(Beginning of Exercise materials)

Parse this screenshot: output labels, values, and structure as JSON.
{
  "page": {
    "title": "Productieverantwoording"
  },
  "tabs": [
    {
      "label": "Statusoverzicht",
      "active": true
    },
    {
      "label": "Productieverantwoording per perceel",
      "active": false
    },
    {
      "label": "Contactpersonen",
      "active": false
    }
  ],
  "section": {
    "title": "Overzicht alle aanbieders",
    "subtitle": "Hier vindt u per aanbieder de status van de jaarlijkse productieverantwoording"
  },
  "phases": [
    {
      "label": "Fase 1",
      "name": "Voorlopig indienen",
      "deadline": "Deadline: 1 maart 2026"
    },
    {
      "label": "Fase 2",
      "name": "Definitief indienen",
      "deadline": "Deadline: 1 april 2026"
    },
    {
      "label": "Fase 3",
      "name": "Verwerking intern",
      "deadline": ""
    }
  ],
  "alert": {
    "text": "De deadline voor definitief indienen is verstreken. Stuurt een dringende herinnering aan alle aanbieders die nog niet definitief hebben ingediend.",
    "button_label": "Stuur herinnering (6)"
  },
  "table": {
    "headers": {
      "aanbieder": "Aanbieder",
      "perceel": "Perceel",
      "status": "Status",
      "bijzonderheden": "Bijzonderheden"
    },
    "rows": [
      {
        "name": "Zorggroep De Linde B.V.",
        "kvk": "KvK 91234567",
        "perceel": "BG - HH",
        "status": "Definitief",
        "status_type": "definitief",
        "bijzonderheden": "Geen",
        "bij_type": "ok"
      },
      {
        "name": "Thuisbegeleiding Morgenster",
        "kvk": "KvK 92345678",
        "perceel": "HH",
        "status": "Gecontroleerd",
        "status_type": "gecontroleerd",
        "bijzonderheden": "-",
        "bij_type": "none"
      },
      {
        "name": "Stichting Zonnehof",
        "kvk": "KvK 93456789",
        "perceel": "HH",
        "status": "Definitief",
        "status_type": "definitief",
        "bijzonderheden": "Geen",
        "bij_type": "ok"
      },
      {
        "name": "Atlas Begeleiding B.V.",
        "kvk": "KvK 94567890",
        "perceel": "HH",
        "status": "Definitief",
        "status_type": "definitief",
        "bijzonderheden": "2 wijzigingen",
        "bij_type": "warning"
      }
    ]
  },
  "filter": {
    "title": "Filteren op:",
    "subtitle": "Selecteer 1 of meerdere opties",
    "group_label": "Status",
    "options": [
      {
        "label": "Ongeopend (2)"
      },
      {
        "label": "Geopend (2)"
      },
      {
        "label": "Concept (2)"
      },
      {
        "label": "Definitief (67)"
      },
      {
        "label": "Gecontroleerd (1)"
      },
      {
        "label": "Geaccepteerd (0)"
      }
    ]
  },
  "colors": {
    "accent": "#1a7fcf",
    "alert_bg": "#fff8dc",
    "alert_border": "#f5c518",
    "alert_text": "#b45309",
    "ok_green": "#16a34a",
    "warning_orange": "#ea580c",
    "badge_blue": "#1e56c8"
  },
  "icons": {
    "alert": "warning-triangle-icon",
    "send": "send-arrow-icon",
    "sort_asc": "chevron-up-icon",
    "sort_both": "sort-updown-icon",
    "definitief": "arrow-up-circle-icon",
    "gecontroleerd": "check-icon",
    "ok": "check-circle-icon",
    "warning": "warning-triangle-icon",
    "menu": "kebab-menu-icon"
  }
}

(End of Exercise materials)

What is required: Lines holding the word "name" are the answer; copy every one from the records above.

Answer below:
      "name": "Voorlopig indienen",
      "name": "Definitief indienen",
      "name": "Verwerking intern",
        "name": "Zorggroep De Linde B.V.",
        "name": "Thuisbegeleiding Morgenster",
        "name": "Stichting Zonnehof",
        "name": "Atlas Begeleiding B.V.",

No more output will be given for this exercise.